New-Ray Toys is a Hong Kong-based company that has carved its niche in making replica motocross toys from OEM bikes to full on bike replicas of your favorite top motocross and supercross athletes. They specialize in long hauler toys, but their selection ranges from motocross, to military, to truck haulers, to farm sets, to model cars, to UTVs—just about any vehicle out there.

The company has been around for more than 25 years, but jumped into making motocross replica bikes in 2004 with the Woody Woodpecker Honda kit featuring Ernesto Fonseca and Nathan Ramsey’s bikes. There palate has expanded since then and they make toys for many different teams now. Since they started making team replica bikes they’ve made models for riders such as Ricky Carmichael, Kevin Windham, Andrew Short, Davi Millsaps, Ryan Villopoto, and more.

I met with with Kenny Baba, who works in their Chino Hills office in California and has been with the company for 13 years. During that time Kenny has acquired quite the collection of their products throughout the years and has tons of jerseys and other motocross memorabilia—many of which are signed by the athletes themselves. He gave us a tour of his famous office and showcased many of their other products. You can check out the tour below.

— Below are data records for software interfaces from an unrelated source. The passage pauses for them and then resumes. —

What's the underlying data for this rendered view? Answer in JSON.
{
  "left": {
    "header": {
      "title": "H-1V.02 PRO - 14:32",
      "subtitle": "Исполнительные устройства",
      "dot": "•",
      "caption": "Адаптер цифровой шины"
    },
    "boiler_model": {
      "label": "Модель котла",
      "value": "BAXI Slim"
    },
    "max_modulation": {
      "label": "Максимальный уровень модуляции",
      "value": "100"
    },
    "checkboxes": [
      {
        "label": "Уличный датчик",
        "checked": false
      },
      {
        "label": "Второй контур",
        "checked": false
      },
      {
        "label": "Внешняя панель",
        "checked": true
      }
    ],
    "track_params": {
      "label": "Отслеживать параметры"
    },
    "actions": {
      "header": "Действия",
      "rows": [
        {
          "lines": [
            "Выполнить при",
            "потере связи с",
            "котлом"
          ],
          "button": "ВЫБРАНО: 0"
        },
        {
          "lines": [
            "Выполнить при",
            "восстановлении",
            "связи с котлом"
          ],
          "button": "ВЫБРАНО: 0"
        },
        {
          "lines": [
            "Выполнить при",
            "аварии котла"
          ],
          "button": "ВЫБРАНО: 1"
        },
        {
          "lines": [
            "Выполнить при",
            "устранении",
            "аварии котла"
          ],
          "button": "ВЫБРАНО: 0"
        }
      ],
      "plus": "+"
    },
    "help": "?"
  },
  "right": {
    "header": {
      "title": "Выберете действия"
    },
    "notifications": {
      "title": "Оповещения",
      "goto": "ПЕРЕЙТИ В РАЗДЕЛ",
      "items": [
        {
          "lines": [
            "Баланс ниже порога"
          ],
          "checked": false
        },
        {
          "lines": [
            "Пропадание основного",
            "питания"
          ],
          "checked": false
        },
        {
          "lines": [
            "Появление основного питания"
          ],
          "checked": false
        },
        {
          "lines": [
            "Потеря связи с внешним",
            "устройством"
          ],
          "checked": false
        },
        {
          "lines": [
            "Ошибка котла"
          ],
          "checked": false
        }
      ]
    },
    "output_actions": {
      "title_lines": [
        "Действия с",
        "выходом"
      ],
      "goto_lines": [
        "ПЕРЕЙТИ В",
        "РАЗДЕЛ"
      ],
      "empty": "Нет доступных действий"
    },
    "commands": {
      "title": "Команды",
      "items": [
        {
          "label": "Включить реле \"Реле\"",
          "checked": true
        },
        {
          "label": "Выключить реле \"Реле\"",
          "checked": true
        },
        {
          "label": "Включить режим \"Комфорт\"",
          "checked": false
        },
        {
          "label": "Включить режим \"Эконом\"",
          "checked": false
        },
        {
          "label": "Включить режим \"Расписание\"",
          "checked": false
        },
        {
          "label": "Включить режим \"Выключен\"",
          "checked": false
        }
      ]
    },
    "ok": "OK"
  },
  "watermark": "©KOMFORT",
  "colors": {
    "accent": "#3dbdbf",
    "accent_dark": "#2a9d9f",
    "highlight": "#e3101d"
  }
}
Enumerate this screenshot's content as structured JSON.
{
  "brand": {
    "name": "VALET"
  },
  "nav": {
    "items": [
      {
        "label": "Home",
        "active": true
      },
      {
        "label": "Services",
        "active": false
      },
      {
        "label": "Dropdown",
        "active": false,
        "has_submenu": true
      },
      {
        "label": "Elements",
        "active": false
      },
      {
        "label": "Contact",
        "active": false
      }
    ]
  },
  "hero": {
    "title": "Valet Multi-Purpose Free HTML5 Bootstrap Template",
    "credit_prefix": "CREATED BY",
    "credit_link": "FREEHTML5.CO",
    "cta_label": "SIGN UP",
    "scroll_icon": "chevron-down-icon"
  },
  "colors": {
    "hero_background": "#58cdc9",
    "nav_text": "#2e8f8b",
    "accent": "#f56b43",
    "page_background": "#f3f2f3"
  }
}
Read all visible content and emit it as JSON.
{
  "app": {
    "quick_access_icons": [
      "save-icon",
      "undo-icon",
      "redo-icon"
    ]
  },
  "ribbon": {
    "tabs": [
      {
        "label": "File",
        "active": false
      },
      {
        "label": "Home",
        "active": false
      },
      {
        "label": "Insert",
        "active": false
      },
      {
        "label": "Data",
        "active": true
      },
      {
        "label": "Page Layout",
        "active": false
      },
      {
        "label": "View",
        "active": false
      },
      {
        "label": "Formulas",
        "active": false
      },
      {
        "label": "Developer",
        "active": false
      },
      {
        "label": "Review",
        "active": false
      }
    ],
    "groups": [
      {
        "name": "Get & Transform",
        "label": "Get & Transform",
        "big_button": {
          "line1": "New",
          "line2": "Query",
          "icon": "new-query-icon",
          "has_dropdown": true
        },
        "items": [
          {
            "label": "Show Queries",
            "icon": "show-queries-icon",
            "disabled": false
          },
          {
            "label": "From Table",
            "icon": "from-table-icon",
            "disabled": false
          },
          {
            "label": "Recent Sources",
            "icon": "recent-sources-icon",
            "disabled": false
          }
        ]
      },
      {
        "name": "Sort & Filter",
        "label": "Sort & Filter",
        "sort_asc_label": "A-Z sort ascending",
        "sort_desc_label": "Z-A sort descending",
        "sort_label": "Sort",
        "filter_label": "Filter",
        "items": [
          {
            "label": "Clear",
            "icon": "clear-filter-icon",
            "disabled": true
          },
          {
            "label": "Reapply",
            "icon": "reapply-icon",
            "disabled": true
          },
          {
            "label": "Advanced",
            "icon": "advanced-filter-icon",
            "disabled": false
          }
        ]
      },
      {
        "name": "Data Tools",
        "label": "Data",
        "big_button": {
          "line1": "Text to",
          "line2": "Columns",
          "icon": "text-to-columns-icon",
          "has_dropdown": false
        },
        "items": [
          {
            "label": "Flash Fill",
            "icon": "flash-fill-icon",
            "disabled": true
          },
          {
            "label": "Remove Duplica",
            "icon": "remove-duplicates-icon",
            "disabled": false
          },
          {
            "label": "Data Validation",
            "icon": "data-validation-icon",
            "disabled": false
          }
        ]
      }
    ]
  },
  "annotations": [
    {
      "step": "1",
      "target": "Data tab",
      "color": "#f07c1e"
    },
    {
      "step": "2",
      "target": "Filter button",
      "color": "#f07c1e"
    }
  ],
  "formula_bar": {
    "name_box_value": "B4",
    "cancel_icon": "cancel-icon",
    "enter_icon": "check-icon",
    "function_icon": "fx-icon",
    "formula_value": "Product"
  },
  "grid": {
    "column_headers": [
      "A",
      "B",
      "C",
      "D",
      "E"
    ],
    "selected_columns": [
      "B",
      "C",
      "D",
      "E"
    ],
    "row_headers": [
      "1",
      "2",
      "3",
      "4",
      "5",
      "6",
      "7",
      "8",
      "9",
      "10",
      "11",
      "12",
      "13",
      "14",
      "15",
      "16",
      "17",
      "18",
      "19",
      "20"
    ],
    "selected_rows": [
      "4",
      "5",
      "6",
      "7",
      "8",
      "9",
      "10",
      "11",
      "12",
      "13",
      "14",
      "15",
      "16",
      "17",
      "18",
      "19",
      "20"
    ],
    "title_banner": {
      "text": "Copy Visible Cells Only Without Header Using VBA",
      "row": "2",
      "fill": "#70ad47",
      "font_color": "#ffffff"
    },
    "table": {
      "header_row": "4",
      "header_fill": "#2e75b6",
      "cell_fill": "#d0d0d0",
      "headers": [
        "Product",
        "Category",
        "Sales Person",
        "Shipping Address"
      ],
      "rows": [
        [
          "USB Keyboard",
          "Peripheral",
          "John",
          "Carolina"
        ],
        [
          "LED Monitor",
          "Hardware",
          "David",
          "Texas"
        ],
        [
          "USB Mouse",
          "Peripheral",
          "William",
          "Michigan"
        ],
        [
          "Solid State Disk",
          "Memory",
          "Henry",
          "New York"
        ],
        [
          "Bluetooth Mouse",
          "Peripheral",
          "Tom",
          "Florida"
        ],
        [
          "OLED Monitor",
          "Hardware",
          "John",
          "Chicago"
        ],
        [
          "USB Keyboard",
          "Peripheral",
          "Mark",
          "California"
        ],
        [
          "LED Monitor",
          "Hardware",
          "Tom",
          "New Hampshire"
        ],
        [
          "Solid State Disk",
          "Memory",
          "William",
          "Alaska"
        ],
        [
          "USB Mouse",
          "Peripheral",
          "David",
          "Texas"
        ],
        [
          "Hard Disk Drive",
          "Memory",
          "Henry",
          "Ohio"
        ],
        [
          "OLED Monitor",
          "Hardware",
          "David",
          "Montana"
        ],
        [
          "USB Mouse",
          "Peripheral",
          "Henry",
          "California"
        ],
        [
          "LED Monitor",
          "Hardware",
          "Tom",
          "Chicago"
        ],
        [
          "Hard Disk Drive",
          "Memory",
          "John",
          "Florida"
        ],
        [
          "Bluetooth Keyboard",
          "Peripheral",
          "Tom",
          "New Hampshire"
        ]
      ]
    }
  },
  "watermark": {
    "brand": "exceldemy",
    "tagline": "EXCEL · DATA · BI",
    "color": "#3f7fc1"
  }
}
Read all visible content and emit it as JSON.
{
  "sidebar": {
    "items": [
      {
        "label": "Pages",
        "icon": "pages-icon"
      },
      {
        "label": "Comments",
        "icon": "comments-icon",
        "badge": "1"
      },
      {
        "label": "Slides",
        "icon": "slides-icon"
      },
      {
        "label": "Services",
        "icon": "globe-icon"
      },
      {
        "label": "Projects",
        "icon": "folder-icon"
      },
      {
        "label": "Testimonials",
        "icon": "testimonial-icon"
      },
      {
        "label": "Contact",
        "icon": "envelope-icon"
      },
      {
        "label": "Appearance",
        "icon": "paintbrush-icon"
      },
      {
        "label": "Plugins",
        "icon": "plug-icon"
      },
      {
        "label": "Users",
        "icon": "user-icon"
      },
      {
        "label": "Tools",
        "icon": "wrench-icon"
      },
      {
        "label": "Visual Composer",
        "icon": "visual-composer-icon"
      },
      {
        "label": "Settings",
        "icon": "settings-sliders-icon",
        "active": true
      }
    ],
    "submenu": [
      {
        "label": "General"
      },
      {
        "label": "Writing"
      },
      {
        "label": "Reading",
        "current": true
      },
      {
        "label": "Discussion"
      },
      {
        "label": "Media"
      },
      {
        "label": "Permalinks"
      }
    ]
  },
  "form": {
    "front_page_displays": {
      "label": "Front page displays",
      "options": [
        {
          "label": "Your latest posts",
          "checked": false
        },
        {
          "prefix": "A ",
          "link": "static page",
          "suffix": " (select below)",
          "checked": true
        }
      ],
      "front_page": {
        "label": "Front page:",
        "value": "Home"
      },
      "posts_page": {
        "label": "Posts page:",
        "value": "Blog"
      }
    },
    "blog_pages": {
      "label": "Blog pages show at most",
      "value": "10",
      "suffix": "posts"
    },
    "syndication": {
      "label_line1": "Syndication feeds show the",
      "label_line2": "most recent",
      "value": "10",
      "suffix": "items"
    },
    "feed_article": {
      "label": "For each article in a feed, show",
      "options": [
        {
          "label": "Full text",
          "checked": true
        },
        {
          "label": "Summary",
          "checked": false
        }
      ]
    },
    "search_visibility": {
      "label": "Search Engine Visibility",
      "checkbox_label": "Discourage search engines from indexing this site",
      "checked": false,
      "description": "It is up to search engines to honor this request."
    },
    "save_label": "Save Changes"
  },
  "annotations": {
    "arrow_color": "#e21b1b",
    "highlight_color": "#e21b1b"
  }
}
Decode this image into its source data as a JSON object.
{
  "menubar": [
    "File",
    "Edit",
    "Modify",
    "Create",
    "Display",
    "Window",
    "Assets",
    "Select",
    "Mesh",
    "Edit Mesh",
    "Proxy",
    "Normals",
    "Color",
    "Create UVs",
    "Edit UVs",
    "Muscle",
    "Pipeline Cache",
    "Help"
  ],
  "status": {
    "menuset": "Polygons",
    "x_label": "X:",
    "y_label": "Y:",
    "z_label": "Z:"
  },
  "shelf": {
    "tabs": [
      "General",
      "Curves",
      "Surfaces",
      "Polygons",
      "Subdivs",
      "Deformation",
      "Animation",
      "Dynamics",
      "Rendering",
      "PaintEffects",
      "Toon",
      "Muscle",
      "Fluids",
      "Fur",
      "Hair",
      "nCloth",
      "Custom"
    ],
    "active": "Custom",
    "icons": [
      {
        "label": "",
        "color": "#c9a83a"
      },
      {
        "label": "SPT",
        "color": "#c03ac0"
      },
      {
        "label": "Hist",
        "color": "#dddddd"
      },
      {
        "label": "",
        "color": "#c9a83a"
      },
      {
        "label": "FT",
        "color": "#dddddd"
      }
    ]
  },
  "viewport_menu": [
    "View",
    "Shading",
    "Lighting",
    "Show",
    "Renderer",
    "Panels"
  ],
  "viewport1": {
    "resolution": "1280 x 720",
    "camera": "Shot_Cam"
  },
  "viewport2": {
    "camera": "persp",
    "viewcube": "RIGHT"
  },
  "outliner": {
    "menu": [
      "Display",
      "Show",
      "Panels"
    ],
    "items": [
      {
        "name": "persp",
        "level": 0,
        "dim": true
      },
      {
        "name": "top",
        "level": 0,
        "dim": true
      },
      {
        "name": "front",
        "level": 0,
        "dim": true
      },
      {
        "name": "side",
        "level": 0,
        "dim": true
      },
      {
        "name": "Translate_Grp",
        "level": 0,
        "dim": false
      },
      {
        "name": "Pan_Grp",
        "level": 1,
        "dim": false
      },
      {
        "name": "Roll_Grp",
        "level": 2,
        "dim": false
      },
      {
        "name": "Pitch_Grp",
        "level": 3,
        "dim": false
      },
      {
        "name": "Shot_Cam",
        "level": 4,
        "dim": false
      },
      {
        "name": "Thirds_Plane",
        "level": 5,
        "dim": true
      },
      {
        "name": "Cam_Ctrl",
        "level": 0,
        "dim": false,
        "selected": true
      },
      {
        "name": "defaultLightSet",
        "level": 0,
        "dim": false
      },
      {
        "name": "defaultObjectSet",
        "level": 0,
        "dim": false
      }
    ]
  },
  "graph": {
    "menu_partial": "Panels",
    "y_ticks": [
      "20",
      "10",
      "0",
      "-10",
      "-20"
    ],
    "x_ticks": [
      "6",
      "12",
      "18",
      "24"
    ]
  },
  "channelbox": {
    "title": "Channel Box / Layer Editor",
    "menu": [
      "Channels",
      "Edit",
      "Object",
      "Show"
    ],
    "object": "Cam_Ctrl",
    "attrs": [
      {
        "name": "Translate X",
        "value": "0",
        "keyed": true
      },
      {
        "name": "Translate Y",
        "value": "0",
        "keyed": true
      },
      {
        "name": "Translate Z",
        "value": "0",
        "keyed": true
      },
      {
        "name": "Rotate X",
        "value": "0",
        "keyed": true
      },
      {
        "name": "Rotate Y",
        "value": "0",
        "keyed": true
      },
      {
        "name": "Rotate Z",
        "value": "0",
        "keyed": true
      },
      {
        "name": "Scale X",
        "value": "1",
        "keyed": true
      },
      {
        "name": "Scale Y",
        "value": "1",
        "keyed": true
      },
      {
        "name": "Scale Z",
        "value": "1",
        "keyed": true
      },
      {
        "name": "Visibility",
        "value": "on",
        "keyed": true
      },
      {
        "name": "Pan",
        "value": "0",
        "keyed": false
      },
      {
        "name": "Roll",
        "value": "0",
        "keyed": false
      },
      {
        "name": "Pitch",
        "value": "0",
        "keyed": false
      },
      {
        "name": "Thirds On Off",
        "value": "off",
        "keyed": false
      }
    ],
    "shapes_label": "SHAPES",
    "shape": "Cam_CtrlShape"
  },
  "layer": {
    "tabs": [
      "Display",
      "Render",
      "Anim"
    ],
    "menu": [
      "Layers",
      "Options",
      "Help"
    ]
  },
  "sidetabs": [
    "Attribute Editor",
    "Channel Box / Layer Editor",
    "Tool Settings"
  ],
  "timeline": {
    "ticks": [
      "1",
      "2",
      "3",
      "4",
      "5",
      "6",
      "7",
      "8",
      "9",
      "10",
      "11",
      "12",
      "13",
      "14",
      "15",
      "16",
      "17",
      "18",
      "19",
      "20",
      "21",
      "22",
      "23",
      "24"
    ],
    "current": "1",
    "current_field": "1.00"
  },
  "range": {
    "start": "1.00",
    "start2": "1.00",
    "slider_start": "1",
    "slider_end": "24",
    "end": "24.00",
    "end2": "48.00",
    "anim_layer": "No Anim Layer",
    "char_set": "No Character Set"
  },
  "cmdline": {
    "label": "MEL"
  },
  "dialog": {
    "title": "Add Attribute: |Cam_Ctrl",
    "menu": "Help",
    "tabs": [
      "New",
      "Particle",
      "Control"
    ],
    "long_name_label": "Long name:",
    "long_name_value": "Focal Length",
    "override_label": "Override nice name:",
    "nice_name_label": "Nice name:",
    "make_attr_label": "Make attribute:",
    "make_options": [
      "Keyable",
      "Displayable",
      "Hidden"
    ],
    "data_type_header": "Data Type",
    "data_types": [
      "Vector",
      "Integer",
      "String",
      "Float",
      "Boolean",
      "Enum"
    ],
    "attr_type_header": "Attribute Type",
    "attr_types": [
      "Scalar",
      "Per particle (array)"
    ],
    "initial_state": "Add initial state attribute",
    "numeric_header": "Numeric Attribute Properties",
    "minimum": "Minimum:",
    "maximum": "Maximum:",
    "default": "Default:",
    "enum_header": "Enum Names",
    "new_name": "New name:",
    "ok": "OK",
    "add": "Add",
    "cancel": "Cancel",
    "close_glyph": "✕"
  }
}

One difficulty New-Ray Toys faces is the involvement with energy drink companies. We all know that companies like Red Bull, Monster Energy, and Rockstar Energy fuel the motocross industry with the high dollar sponsorships they provide, but it gets tricky when it comes to toys. There are regulations in place that don’t allow energy drink companies to advertise directly to kids so this is a bit of a grey area when making a team bike whose title sponsor is an energy drink company.

Another difficulty New-Ray Toys faces is staying in sync with the athlete’s sponsors and manufacturer. A rider could be on one team one year and different one the next. There is about a six month turn around on the bikes after the designs have been approved, which can be a whole process within itself, so realistically it takes about nine to 12 months to complete a toy. Most graphic kits for the teams aren’t complete until December for the following year and of course the teams want the bikes to be ready to sell in January at supercross, but there are many steps in the process of getting the toys into kid’s hands. There are about 20 different pieces that go into these die cast motocross toys and since they manufacture each itemized part individually and then assemble them once all the parts are complete, it takes some time to go from A to Z. And with the motocross toys making up about a tenth of New-Ray Toy’s business, sometimes things can be delayed further as production schedules get re-arranged to meet demand. With their Hong Kong manufacturing facility employing roughly 4,000 employees, it speaks to the volume of other products they produce.

It was great getting an inside look at what goes into making these cool toys. You can expect to see Honda HRC bikes with Ken Roczen and Cole Seely, Eli Tomac’s Monster Energy Kawasaki, as well as a championship edition Red Bull KTM Ryan Dungey bike near the end of this year.